Blue Sisters by Coco Mellors

Blue Sisters by Coco Mellors Roelia Reads About this book (blurb from Jonathan Ball Publishers)

The Blue sisters have always been exceptional – and exceptionally different.

Avery, a strait-laced lawyer living in London, is the typical eldest daughter, though she’s hiding a secret that could undo her perfect life forever.

Bonnie was a boxer but, following a devastating defeat, she’s been working as a bouncer in LA, until one reckless night threatens to drive her out of the city.

And Lucky, the rebellious youngest, is a model in Paris whose hard-partying ways are finally catching up with her.

Then there was Nicky, the beloved fourth sister, whose unexpected death left Avery, Bonnie and Lucky reeling. When, a year later, the three of them must reunite in New York to stop the sale of their childhood home, they find that it’s only by returning to each other that they can navigate their grief, addiction and heartbreak—and learn to fall in love with life again.


Blue Sisters by Coco Mellors Roelia Reads My thoughts 

The cover art of the final published Fourth Estate of “Blue Sisters” sets the tone of this book perfectly — gorgeous, sad, and heartbreaking.

“But what they don’t know is this: As long as you are alive, it is never too late to be found.”

The novel employs multiple points of view (POV), including flashbacks, which can be hit or miss for me. However, in this case, I thoroughly enjoyed each sister’s perspective. The characters are distinct, with their own personalities shining through. Their emotions are raw and gut-wrenching, especially when dealing with addiction, self-sabotage, and the destructive power of these forces.

“He was the only man in the house, but he also was the house. They lived inside his moods.”

The book delves into forgiveness, healing, and grief.

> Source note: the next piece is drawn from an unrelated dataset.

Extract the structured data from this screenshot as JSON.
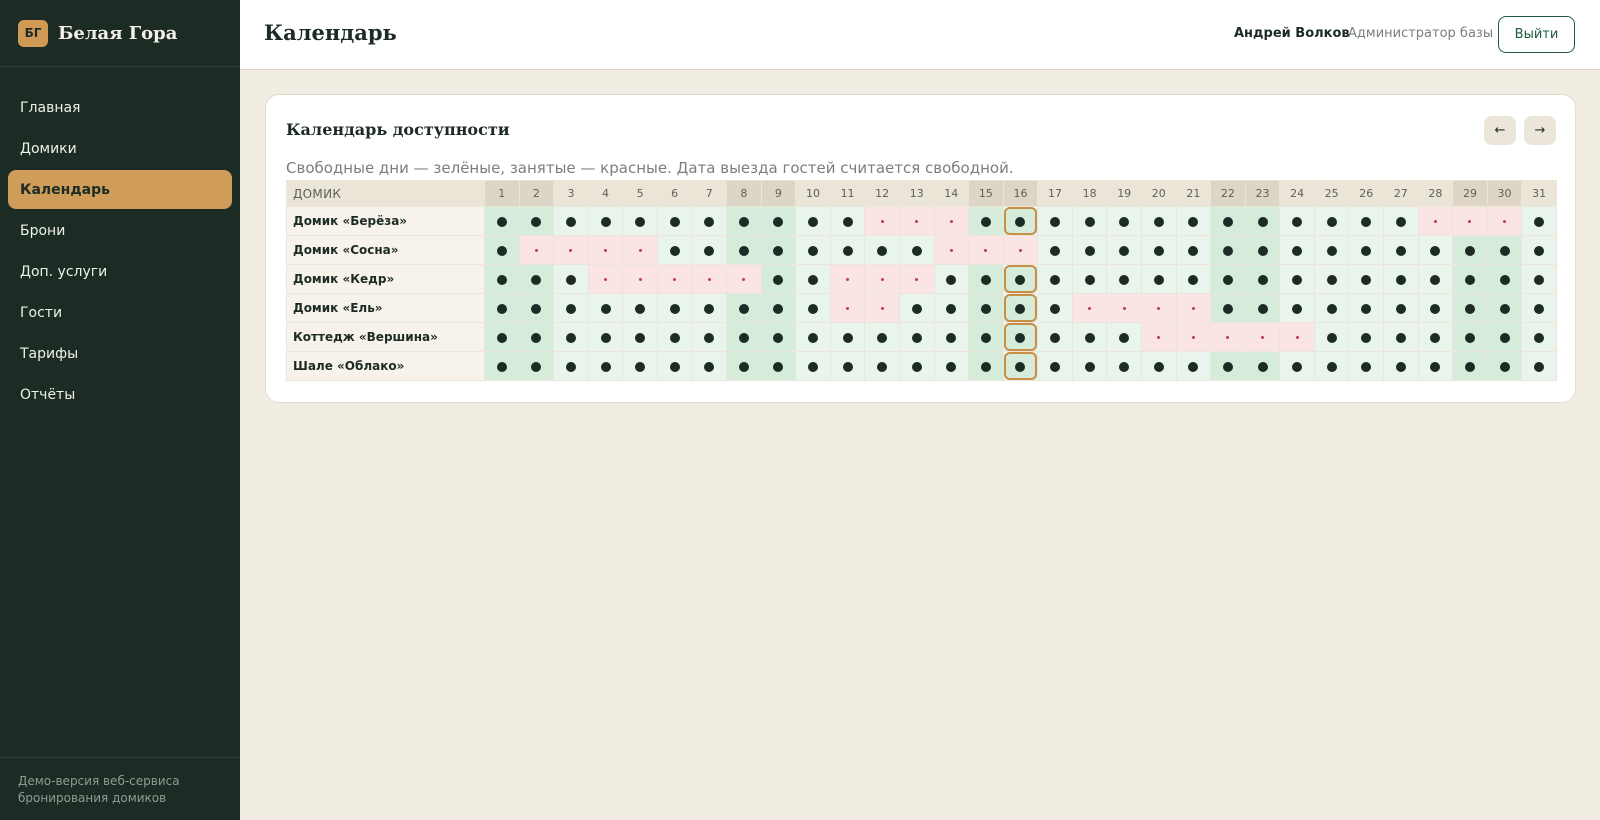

The sisters return to New York City to clear Nicky’s apartment, and along the way, the narrative also touches on women’s health issues. The complex relationships between the sisters and their parents add depth to the story, and the flawed characters felt painfully familiar—like people you might know in real life.

“Avery had previously thought love was built on large, visible gestures, but a marriage turned out to be the accrual of ordinary, almost inconsequential, acts of daily devotion—washing the mugs left in the sink before bed, taking the time to run up or downstairs to kiss each other quickly before one left the house, cutting up an extra piece of fruit to share—acts easy to miss, but if ever gone, deeply missed.”

Coco Mellors’ writing is beautiful and immersive. She captures the bond of family—the love, loss, and redemption—with skill and sensitivity. However, I must admit that the epilogue left me feeling a bit cringy. Perhaps it was a tad too sentimental for my taste.

“Blue Sisters” is an emotional journey that explores the complexities of sisterhood, addiction, and the human spirit.

“A sister is not a friend. Who can explain the urge to take a relationship as primal and complex as a sibling and reduce it to something as replaceable, as banal as a friend? Yet this status is used again and again to connote the highest intimacy. My mother is my best friend. My husband is my best friend. No. True sisterhood, the kind where you grew fingernails in the same womb, were pushed screaming through identical birth canals, is not the same as friendship. You don’t choose each other, and there’s no furtive period of getting to know the other. You’re part of each other, right from the start. Look at an umbilical cord—tough, sinuous, unlovely, yet essential—and compare it to a friendship bracelet of brightly woven thread. That is the difference between a sister and a friend.”

Thank you to Jonathan Ball Publishers for this ARC copy.

About the author: “Coco Mellors was raised in London and New York City. She completed her MFA in Fiction at New York University, where she was a Goldwater Fellow. Her debut novel, Cleopatra and Frankenstein, has been translated into over ten languages and is being developed for television by Warner Bros. She lives in New York with her husband.” (from Jonathan Ball Publishers)